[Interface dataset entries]

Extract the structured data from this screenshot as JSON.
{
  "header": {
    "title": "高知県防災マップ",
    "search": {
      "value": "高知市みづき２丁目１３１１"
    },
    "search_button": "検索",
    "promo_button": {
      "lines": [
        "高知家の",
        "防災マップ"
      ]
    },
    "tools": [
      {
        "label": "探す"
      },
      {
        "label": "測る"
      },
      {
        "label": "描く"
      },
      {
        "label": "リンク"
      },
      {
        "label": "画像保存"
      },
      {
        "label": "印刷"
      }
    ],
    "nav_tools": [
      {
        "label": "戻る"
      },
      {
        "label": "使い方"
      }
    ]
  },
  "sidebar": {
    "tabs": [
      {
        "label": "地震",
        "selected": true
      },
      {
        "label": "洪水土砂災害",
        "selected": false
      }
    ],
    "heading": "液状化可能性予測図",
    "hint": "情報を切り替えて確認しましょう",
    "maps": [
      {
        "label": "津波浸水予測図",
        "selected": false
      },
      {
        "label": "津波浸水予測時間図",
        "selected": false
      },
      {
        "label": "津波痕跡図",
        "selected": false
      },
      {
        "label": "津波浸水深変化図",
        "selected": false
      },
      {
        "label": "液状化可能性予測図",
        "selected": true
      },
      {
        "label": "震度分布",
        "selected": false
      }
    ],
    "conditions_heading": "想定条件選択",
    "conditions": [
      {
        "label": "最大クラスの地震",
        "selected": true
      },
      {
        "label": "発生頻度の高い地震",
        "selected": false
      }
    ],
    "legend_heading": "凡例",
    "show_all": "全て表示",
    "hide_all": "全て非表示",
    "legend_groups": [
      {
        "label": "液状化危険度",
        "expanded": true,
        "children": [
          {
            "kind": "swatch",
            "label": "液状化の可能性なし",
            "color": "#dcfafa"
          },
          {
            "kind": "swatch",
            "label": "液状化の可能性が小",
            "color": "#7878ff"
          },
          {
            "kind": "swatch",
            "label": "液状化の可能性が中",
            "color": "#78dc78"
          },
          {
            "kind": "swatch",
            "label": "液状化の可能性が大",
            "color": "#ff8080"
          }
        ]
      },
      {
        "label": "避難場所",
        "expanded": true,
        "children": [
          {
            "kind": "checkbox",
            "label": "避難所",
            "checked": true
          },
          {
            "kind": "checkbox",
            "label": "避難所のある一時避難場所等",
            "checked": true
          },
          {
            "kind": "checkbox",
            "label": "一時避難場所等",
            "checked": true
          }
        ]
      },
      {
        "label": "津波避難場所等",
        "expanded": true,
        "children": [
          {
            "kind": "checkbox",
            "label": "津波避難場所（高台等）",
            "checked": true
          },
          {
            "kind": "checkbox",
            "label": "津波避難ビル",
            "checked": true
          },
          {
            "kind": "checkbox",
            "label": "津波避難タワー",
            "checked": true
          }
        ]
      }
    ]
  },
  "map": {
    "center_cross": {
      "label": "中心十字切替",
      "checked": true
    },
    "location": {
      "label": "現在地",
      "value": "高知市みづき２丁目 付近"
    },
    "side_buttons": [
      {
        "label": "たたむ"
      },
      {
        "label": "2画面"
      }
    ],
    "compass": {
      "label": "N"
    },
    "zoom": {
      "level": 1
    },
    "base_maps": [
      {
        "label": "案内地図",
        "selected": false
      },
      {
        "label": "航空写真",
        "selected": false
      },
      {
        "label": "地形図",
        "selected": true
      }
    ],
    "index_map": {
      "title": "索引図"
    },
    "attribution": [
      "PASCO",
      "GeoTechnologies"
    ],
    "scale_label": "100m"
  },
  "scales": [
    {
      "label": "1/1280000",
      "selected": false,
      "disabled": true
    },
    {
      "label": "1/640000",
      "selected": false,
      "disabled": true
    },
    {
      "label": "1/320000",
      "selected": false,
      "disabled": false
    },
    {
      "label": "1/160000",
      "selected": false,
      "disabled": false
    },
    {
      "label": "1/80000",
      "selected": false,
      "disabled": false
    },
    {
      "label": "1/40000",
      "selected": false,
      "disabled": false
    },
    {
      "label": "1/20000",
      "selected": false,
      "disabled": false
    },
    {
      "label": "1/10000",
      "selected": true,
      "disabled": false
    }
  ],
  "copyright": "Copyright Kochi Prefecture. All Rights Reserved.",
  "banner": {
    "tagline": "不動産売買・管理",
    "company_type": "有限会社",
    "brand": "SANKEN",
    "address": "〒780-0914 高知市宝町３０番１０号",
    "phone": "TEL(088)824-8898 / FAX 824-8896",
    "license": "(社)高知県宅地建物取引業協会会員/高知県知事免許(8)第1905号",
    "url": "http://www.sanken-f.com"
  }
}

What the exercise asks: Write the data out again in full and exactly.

Answer to the exercise:
Extract the structured data from this screenshot as JSON.
{
  "header": {
    "title": "高知県防災マップ",
    "search": {
      "value": "高知市みづき２丁目１３１１"
    },
    "search_button": "検索",
    "promo_button": {
      "lines": [
        "高知家の",
        "防災マップ"
      ]
    },
    "tools": [
      {
        "label": "探す"
      },
      {
        "label": "測る"
      },
      {
        "label": "描く"
      },
      {
        "label": "リンク"
      },
      {
        "label": "画像保存"
      },
      {
        "label": "印刷"
      }
    ],
    "nav_tools": [
      {
        "label": "戻る"
      },
      {
        "label": "使い方"
      }
    ]
  },
  "sidebar": {
    "tabs": [
      {
        "label": "地震",
        "selected": true
      },
      {
        "label": "洪水土砂災害",
        "selected": false
      }
    ],
    "heading": "液状化可能性予測図",
    "hint": "情報を切り替えて確認しましょう",
    "maps": [
      {
        "label": "津波浸水予測図",
        "selected": false
      },
      {
        "label": "津波浸水予測時間図",
        "selected": false
      },
      {
        "label": "津波痕跡図",
        "selected": false
      },
      {
        "label": "津波浸水深変化図",
        "selected": false
      },
      {
        "label": "液状化可能性予測図",
        "selected": true
      },
      {
        "label": "震度分布",
        "selected": false
      }
    ],
    "conditions_heading": "想定条件選択",
    "conditions": [
      {
        "label": "最大クラスの地震",
        "selected": true
      },
      {
        "label": "発生頻度の高い地震",
        "selected": false
      }
    ],
    "legend_heading": "凡例",
    "show_all": "全て表示",
    "hide_all": "全て非表示",
    "legend_groups": [
      {
        "label": "液状化危険度",
        "expanded": true,
        "children": [
          {
            "kind": "swatch",
            "label": "液状化の可能性なし",
            "color": "#dcfafa"
          },
          {
            "kind": "swatch",
            "label": "液状化の可能性が小",
            "color": "#7878ff"
          },
          {
            "kind": "swatch",
            "label": "液状化の可能性が中",
            "color": "#78dc78"
          },
          {
            "kind": "swatch",
            "label": "液状化の可能性が大",
            "color": "#ff8080"
          }
        ]
      },
      {
        "label": "避難場所",
        "expanded": true,
        "children": [
          {
            "kind": "checkbox",
            "label": "避難所",
            "checked": true
          },
          {
            "kind": "checkbox",
            "label": "避難所のある一時避難場所等",
            "checked": true
          },
          {
            "kind": "checkbox",
            "label": "一時避難場所等",
            "checked": true
          }
        ]
      },
      {
        "label": "津波避難場所等",
        "expanded": true,
        "children": [
          {
            "kind": "checkbox",
            "label": "津波避難場所（高台等）",
            "checked": true
          },
          {
            "kind": "checkbox",
            "label": "津波避難ビル",
            "checked": true
          },
          {
            "kind": "checkbox",
            "label": "津波避難タワー",
            "checked": true
          }
        ]
      }
    ]
  },
  "map": {
    "center_cross": {
      "label": "中心十字切替",
      "checked": true
    },
    "location": {
      "label": "現在地",
      "value": "高知市みづき２丁目 付近"
    },
    "side_buttons": [
      {
        "label": "たたむ"
      },
      {
        "label": "2画面"
      }
    ],
    "compass": {
      "label": "N"
    },
    "zoom": {
      "level": 1
    },
    "base_maps": [
      {
        "label": "案内地図",
        "selected": false
      },
      {
        "label": "航空写真",
        "selected": false
      },
      {
        "label": "地形図",
        "selected": true
      }
    ],
    "index_map": {
      "title": "索引図"
    },
    "attribution": [
      "PASCO",
      "GeoTechnologies"
    ],
    "scale_label": "100m"
  },
  "scales": [
    {
      "label": "1/1280000",
      "selected": false,
      "disabled": true
    },
    {
      "label": "1/640000",
      "selected": false,
      "disabled": true
    },
    {
      "label": "1/320000",
      "selected": false,
      "disabled": false
    },
    {
      "label": "1/160000",
      "selected": false,
      "disabled": false
    },
    {
      "label": "1/80000",
      "selected": false,
      "disabled": false
    },
    {
      "label": "1/40000",
      "selected": false,
      "disabled": false
    },
    {
      "label": "1/20000",
      "selected": false,
      "disabled": false
    },
    {
      "label": "1/10000",
      "selected": true,
      "disabled": false
    }
  ],
  "copyright": "Copyright Kochi Prefecture. All Rights Reserved.",
  "banner": {
    "tagline": "不動産売買・管理",
    "company_type": "有限会社",
    "brand": "SANKEN",
    "address": "〒780-0914 高知市宝町３０番１０号",
    "phone": "TEL(088)824-8898 / FAX 824-8896",
    "license": "(社)高知県宅地建物取引業協会会員/高知県知事免許(8)第1905号",
    "url": "http://www.sanken-f.com"
  }
}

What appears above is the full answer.